An application process was set up for pavement café licences, prior to which press releases were issued inviting businesses to apply for a licence. We wanted to take a favourable approach to helping businesses, in particular where they could utilise roads which are now closed. The licence is £10, as it has to have a cost against it, legally. The application is checked by our Highways colleagues, before being passed to a technician who assesses the site to ensure it will be safe. A copy of the application also goes to our licensing and environmental health teams. The new legislation has reduced the time and other requirements in order to support the businesses with these licences. Control ultimately comes down to Highways. Part of their assessment would include whether the barriers present a restriction. The sort being used tend to be the same as ‘crowd control’ barriers, we are encouraging businesses to put a covering on them but we haven’t really looked at it from a DDA-compliant approach, other than to maintain the prescribed 2-metre distance for pedestrians. It’s something we can look at, and make it part of the recommendation in approving the licence when the officers make their assessment.

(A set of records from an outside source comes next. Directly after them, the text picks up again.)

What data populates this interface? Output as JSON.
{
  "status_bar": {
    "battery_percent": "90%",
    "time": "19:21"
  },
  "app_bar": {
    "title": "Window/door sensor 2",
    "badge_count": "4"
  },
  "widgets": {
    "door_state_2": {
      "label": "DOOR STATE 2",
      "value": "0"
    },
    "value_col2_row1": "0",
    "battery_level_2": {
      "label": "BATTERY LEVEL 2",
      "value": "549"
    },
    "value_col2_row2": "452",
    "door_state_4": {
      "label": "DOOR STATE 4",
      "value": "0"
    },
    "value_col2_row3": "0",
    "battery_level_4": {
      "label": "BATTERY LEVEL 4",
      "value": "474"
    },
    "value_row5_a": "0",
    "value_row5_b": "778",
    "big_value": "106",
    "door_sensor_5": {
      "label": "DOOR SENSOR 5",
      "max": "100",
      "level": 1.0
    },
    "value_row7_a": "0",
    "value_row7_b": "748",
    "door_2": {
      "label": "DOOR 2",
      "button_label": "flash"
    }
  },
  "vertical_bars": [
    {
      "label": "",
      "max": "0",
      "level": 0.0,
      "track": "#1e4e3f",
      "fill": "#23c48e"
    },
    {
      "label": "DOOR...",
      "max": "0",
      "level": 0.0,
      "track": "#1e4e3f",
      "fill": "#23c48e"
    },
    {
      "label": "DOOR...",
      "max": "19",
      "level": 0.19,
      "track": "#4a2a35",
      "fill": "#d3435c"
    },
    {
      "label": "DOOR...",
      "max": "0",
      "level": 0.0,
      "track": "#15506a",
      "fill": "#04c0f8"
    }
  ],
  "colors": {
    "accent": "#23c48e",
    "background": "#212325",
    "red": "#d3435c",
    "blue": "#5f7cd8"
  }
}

We aren’t aware of transparent screens having been proposed, but we will keep an eye out for any. There is a distinction to be made between ‘crowd’ barriers and those used by businesses to demarcate their table areas. We created banners to go on highway barriers to increase their visibility, and on which advertising can be placed. Further information as to the type of screening which is a concern provided by Tony Crowhurst via Councillor Dymock will be very welcome and included in considerations henceforth.

Could the plans for Caldicot be outlined, and what are the timescales involved for implementation?

Significant changes  ...  view the full minutes text for item 4.